What does the senator from Arizona make of the notable absence of such talk at last month's Republican National Convention that nominated Mitt Romney and focused mostly on the economy? The famous straight-talker was cautiously bipartisan.
"Yup, it was" absent, he said. "The election is about jobs and the economy, but a failed ... national security policy over time is going to lead to significant domestic problems."
"It's the job of presidents and candidates to lead and articulate their vision for America's role in the world. The world is a more dangerous place than it's been since the end of the Cold War, and so I think the president should lead and I think candidates for the presidency should lead and talk about it, and I'm disappointed that there hasn't been more."
McCain is visiting Italy's Ambrosetti Forum, an annual gathering of political and business leaders, together with two fellow senators Connecticut independent Joe Lieberman and South Carolina Republican Lindsay Graham following a tour that took them through the Middle East.
On Friday, addressing the plenum, the trio of self-styled mavericks won European fans by criticizing the dysfunction in American politics, then challenged their audience with a call for far greater U.S. activism in the Middle East particularly aiding Syria's rebels and on Iran.
McCain said sanctions almost never work, Lieberman said the "red line" should be weapons capability and not the actual creation of a weapons, and Graham said the United States should make it clear that if Iran pressed on it faced a "massive attack" from the United States and not Israel, a scenario which he said Iran's leaders know they could not survive.
McCain cut a somewhat wistful figure at the proceedings disarmingly accessible yet gravely ominous, a smiling, hard-headed reminder of what might have been.
In the interview he was happy to detail how he would have done things differently, criticized Obama for pulling troops out of Iraq and telegraphing an intention of ending military operations in Afghanistan by 2014.
"I would have left a residual force of some 20,000 troops in Iraq," he said. "Things are unraveling" in a way that threatens to yield a "fractured state" divided among Shiite, Sunni and Kurdish regions, under the sway of al-Qaida, and out of the U.S. orbit "all the things we predicted would happen if we pulled out completely."
He was equally dire on Afghanistan, where NATO headquarters in the capital, Kabul, was struck Saturday by a suicide bombing that killed six and was claimed by the Taliban.
"I know that the Afghan people strongly disapprove of a Taliban (return), but I think it's pretty obvious they know the Americans are leaving and they have to adjust to the post-American involvement environment and that means accommodating the certain forces that they otherwise wouldn't."
On Afghanistan "I've not heard (Obama) talk about success."
McCain said that Obama should also sidestep a paralyzed United Nations and reluctant NATO to cobble together a coalition of European and Mideast nations willing to lend a hand arming the rebels and backing them in establishing a safe zone in the north.

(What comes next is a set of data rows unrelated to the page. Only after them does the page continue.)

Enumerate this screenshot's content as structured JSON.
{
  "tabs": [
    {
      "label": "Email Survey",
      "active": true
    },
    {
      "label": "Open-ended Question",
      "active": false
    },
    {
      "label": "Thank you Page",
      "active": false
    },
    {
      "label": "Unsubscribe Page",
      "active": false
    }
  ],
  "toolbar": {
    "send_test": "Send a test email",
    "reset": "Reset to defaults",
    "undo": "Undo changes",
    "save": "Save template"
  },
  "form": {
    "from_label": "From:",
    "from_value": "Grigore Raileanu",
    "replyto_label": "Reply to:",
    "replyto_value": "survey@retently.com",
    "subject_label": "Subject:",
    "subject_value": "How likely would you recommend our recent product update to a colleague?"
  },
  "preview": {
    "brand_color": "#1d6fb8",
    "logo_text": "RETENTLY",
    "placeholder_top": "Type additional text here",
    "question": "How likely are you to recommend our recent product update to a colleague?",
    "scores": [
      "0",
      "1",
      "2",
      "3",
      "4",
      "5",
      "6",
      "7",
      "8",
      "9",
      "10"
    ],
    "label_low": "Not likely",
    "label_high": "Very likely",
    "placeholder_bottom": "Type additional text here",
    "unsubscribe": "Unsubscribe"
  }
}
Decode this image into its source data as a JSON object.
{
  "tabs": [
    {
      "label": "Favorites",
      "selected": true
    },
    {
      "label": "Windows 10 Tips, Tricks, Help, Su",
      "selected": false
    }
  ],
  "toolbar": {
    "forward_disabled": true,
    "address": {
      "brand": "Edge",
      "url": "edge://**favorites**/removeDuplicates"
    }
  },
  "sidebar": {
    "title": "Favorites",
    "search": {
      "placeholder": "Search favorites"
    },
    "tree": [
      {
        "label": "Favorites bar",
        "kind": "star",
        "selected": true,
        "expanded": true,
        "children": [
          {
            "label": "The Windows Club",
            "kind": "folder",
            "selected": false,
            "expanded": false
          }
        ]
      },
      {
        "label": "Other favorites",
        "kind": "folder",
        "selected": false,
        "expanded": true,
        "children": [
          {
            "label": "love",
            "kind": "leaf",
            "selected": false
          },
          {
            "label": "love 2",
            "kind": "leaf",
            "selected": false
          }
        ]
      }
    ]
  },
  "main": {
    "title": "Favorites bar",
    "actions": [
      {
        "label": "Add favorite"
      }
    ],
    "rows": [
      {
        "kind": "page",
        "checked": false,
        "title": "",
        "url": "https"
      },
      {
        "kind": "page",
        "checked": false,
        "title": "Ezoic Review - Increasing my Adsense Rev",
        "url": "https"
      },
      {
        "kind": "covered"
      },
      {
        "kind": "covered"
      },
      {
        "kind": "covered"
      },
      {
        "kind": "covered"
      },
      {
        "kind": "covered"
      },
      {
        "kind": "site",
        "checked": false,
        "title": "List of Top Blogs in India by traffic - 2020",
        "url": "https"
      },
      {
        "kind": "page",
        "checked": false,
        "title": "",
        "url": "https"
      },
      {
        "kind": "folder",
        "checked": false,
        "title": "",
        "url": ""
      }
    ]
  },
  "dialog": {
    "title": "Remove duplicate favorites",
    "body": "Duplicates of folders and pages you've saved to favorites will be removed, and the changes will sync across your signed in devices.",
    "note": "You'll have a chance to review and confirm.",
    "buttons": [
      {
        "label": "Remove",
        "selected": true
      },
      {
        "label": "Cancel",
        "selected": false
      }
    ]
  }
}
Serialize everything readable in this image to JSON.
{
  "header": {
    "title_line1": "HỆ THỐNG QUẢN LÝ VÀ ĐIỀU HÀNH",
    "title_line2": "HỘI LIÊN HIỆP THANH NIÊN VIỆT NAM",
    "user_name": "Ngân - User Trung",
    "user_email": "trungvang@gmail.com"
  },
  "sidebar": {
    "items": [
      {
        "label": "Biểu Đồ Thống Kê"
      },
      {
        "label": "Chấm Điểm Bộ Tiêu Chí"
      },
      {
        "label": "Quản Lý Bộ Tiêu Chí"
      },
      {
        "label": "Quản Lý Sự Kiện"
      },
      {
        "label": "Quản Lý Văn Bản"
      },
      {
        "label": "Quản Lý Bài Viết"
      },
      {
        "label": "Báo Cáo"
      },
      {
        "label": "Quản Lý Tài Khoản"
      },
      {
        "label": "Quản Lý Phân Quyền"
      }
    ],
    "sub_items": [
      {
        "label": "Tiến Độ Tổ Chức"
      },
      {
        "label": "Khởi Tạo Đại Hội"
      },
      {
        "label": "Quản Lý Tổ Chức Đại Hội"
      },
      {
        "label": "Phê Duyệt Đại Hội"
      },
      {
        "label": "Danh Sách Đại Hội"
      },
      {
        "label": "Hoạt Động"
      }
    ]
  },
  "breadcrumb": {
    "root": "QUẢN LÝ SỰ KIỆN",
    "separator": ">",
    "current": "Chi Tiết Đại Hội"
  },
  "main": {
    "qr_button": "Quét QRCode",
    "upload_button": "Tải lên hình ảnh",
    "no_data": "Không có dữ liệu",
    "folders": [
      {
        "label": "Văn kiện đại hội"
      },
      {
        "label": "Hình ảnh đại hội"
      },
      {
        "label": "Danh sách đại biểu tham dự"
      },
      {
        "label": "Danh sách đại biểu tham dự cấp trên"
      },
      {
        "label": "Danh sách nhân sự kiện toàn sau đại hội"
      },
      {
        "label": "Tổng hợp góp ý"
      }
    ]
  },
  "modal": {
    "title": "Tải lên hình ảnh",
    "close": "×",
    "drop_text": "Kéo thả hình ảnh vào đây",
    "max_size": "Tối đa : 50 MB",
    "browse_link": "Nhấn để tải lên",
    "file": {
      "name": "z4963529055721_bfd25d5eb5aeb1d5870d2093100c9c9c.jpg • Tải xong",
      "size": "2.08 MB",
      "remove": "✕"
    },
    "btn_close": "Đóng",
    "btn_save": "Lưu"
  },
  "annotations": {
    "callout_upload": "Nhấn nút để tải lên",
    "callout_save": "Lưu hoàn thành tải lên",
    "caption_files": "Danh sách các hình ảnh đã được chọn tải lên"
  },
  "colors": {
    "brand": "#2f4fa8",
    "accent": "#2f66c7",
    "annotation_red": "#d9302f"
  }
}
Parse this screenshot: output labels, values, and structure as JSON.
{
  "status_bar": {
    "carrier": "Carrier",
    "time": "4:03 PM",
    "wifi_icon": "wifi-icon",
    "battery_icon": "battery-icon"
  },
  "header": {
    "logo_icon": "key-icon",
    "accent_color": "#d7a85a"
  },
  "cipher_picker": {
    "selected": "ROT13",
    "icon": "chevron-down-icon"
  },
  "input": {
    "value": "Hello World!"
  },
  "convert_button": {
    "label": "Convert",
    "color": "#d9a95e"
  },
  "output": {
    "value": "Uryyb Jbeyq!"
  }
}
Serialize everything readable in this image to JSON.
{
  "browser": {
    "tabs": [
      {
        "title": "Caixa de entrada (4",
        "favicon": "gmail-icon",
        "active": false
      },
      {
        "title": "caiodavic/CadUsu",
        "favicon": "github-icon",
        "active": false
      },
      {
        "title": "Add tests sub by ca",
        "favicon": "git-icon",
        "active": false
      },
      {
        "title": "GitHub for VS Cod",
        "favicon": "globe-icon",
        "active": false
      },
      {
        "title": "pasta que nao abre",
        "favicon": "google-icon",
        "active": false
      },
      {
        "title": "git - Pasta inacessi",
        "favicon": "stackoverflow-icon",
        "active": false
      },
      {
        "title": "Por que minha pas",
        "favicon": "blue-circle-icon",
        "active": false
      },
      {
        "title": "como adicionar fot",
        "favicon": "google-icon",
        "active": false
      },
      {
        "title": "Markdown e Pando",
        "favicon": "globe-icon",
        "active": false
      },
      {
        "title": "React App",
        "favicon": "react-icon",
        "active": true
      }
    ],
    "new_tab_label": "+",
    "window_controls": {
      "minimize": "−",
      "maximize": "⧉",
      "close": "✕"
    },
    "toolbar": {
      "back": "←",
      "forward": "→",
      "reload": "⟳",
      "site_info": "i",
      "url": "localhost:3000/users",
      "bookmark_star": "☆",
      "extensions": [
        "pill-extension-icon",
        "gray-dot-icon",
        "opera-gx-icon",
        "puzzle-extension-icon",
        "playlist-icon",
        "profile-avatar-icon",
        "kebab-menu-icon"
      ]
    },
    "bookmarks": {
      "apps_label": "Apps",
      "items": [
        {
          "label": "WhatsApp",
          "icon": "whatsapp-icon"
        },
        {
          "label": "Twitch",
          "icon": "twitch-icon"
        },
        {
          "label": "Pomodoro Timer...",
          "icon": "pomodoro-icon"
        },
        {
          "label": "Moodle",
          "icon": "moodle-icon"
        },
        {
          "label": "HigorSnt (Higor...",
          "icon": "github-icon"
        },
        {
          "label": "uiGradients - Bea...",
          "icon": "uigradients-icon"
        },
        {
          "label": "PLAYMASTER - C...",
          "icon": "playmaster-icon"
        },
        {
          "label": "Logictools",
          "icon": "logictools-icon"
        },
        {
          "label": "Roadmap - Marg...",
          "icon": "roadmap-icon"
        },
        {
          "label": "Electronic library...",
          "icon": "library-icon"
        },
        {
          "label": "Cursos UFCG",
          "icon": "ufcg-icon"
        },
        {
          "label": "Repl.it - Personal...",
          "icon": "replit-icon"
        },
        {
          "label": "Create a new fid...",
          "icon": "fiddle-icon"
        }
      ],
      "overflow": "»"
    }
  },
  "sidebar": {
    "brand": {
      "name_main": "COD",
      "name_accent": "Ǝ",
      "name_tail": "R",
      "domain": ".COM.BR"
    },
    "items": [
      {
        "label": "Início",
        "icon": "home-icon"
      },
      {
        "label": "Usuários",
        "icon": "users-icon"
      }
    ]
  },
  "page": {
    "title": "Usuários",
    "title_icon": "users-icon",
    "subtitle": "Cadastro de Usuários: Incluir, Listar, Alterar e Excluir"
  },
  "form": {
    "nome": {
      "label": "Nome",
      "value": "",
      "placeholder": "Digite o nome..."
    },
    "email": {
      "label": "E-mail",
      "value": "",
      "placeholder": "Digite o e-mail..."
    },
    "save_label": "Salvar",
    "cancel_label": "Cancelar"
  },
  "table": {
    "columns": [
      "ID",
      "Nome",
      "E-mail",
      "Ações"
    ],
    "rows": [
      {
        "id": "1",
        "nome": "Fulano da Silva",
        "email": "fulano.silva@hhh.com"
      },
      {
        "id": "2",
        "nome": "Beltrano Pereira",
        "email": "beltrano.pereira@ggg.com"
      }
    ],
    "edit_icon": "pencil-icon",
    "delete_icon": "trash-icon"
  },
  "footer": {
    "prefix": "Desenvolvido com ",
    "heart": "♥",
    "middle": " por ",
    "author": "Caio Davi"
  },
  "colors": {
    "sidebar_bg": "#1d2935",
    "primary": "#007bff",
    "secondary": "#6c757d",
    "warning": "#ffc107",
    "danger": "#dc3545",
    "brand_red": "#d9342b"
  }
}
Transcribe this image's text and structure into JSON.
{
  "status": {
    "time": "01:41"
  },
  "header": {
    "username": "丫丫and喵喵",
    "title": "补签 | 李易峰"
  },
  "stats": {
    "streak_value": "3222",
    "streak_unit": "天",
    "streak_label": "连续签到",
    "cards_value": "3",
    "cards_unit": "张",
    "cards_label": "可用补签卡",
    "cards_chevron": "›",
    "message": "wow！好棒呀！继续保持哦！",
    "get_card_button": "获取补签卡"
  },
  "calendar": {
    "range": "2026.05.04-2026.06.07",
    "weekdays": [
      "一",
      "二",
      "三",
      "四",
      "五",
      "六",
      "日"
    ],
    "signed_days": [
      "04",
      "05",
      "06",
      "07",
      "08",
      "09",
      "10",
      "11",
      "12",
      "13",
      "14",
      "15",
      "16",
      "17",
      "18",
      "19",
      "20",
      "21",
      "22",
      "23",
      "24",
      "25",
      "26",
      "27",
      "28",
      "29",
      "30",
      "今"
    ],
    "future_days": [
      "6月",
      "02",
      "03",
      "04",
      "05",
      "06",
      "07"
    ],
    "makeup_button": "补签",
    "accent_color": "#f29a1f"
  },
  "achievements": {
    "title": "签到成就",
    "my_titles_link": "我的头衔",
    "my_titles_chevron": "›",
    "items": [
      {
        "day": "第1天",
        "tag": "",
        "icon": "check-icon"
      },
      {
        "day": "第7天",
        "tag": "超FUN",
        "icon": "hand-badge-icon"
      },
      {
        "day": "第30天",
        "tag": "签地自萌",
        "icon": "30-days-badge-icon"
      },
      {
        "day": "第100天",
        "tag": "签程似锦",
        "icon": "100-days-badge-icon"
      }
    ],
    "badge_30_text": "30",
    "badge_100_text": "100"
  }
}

"If we led, we could," he said. "It cries out for American leadership. American leadership is not there."
He also called for a resolute stance on Iran.
"Here's the conundrum. The president of the United States has repeatedly stated that Iranian nuclear weapons (are) unacceptable. Now we watch as they move inexorably down that path... Right now I don't see any exit sign. That doesn't mean I'm predicting that there will be this conflict, but at the same time I don't know a way out."
"One thing I'm pretty confident of is that that decision would not be made by the president of the United States before the November election," he added.
McCain is scathingly critical of the political process in America today, blaming outside money for driving down the level of political discourse in 2012.
"I have not seen a campaign as poisonous as this is," he said. "I have not seen candidates call each other outright liars. It has to do with money. It has to do with these outside groups... We've reached the lowest level of discourse that I've seen in American politics."
McCain said the ratings for his 2008 convention were far higher than Romney's crediting his controversial nominee for vice president, former Alaska Gov. Sarah Palin.
"She energized our party, and the nation," he said. "And the liberal left began a vendetta against her which is still the most disgraceful and despicable thing I've ever seen in American politics. No matter what she said they were going to try to destroy her with it."
But could it be that Palin's seeming lack in fluency in economic affairs tipped the election by frightening voters who at that precise moment coming to terms with the terrifying dimensions of the Great Recession, creating a political market for expertise?
McCain bristled at the very proposition.
"I know of no campaign in history that hinged on who the vice presidential candidate was, so if your theory is correct it is a major breakthrough in the history of politics," he said.
Then he added, with what seemed like either sarcasm or resignation: "But it may be true."